By Gianna Melillo
Nation & World Editor
In the wake of the tumultuous Senate hearings involving Brett Kavanaugh and Christine Blasey Ford, a slew of evaluative content has been published on the internet. Most of this content stems from the video recording of the hearing that was broadcasted live on Sept. 27.
Yes, the hearings did yield some entertaining comedic material, and yes, it was informative for the public to see the demeanors of both parties. However, one has to inquire –– at what cost was this footage achieved? What does the public gain from televised political proceedings like Supreme Court hearings?
Eric Segall, a law professor at Georgia State University outlined his arguments for televising Supreme Court proceedings in an op-ed published in the Chicago Tribune. Segall equated the current procedures of publicizing the proceedings to a “blackout” of information.
He states that the status quo “deprives the American people of something that is rightfully theirs: the ability to observe government officials perform important duties that only a select few can witness in person.”
Segall continues to argue, “There may have been a period when cameras in courtrooms presented unknown risks, but that time is long past. Fifty state supreme courts already allow them, including the Texas Supreme Court, which live-streams and archives all of its oral arguments.”
When the decision of whether or not to televise is weighed against the consequences, it is evident there are very good reasons why Supreme Court trials are not televised.
As Edward Whelan of the Ethics and Public Policy Center points out, “The culture of the court is…predominantly textual. The overwhelming majority of the justices’ work consists of reading and writing, with reasoned deliberation among the justices about the meaning of legal texts.”
Usually, 90 minutes after the trial, transcripts and audio recordings of Supreme Court proceedings are made public. They are then open to interpretation, scrutinization and judgement.
History has proven time and again that individuals, especially those with high ranking positions, are prone to act differently when cameras are rolling. Look no further than the infamous Kennedy-Nixon debates the in the 1960s. Those who tuned in were swayed, regardless of if they wanted to be, by the “show” each individual put on when televised.
In the age of 24-hour-cable news channels, live streaming, and incessant citizen journalism, serious questions arise as to whether it is the content of what’s being broadcast that creates impact and influences society, or the portrayal of that content by those involved.
Supreme Court proceedings are just one example of influential political discourse to which the public should arguably not have unfettered access. The average American citizen does not fully grasp every legal concept and procedure standard in court, much less the context behind the actions of members of the highest court in the nation.

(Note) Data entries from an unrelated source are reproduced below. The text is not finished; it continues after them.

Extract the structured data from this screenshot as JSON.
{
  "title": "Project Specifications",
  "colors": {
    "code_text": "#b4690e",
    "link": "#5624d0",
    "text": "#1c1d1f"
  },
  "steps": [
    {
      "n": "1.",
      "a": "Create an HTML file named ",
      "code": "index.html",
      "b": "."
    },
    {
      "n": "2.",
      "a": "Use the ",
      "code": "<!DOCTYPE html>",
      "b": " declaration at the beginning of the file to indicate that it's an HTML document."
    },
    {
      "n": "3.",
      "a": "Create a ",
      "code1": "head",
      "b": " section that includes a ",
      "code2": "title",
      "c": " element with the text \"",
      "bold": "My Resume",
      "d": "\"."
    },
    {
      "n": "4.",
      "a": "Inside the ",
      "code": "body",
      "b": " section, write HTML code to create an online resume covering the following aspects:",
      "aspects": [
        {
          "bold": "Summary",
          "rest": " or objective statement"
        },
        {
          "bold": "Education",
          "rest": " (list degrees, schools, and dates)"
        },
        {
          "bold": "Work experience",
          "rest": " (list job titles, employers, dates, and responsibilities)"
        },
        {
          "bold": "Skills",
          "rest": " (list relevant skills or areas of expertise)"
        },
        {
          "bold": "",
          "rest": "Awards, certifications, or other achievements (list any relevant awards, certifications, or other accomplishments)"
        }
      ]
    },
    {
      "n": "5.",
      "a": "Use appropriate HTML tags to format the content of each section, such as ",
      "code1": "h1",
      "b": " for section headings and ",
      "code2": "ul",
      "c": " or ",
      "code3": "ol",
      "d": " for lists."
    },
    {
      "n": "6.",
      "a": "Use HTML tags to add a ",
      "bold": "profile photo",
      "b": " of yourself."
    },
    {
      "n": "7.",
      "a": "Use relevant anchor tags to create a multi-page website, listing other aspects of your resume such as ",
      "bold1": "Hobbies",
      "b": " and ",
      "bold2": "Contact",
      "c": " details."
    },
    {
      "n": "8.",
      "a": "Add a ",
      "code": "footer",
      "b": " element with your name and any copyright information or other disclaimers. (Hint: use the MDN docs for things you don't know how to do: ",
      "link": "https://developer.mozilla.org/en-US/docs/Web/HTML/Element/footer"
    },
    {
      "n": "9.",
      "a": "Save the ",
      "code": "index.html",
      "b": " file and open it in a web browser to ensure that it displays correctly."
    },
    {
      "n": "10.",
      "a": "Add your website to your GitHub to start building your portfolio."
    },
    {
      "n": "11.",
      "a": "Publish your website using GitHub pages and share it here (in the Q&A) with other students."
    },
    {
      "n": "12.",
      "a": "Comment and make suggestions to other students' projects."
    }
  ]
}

Should these proceedings be publicized for immediate scrutiny by those who usually have very limited understanding of the context and consequence of the trial? Would that not result in a largely uninformed populus with extremely strong opinions on something that is supposed to be the pinnacle of fairness?
If this Pandora’s box is opened and Supreme Court procedures are to be televised live, then all of the detriments that come along with reality TV, such as staging and dramatization will come too.
As Whelan points out, “The court would become more politicized, and the resulting resentment and distrust among the justices would disserve the ideal of reasoned deliberation — an ideal, to be sure, that is often not realized but that is at least still professed and pursued.”
If we decide to broadcast, how can anyone guarantee that a fair and balanced trial will take place given all of the obvious risks?